North Dakota law requires that the lender give the borrower no less than 30 days notice of their intent to foreclose prior to beginning foreclosure proceedings. If the borrower cannot be located, the lender will need to publish a notice of their intent to foreclose.
After the pre-foreclosure notice is given, the lender can file the appropriate documents in court to begin the foreclosure. The court assesses the amount of the borrower’s debt and gives them a short time to pay. If the borrower fails to pay the debt within the specified timeframe, the property goes up for sale, as advertised by the court clerk.
The borrower can stop the process and reinstate the loan by paying the delinquent amount within the 30-day period prior to foreclosure.
Notice of Sale / Auction
It takes about two months to properly publish and advertise the foreclosure sale. Notice of sale is provided to the borrower and published in the county newspaper, with the last publication occurring at least 10 days before the date of the sale.

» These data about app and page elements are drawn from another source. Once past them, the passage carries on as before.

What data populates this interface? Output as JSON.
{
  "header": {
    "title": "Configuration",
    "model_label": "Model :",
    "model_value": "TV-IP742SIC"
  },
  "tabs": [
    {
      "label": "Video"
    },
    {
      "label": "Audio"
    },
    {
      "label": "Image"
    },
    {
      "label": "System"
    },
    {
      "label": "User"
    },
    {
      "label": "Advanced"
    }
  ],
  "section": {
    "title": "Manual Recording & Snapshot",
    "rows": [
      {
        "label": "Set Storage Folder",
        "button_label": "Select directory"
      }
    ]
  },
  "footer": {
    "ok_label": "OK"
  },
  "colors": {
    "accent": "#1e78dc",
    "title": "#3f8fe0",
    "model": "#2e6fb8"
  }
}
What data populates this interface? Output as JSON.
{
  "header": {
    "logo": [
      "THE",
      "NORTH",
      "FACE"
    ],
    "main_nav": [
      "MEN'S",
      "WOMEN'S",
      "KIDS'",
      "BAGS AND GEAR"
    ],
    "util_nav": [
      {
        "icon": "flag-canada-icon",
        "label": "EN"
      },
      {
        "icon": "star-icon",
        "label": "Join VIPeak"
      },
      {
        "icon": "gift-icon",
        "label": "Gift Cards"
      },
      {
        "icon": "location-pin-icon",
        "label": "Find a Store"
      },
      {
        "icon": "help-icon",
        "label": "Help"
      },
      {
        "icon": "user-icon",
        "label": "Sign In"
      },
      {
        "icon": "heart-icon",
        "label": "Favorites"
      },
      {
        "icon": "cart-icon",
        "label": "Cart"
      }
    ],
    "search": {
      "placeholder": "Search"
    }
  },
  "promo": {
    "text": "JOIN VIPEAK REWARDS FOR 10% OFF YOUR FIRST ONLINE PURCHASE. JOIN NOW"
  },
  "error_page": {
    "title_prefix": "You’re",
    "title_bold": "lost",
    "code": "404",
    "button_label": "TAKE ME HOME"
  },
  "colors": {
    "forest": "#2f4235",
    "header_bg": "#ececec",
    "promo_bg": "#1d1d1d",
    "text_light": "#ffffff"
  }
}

Foreclosure sales in North Dakota are made by public auction by the county sheriff or his deputy. The property is sold to the highest bidder, and the winning bidder must pay in cash at the auction. The winning bidder is awarded a certificate of sale until the borrower’s redemption period has ended. Following the redemption period, which is typically six months, the sheriff transfers ownership to the winning bidder.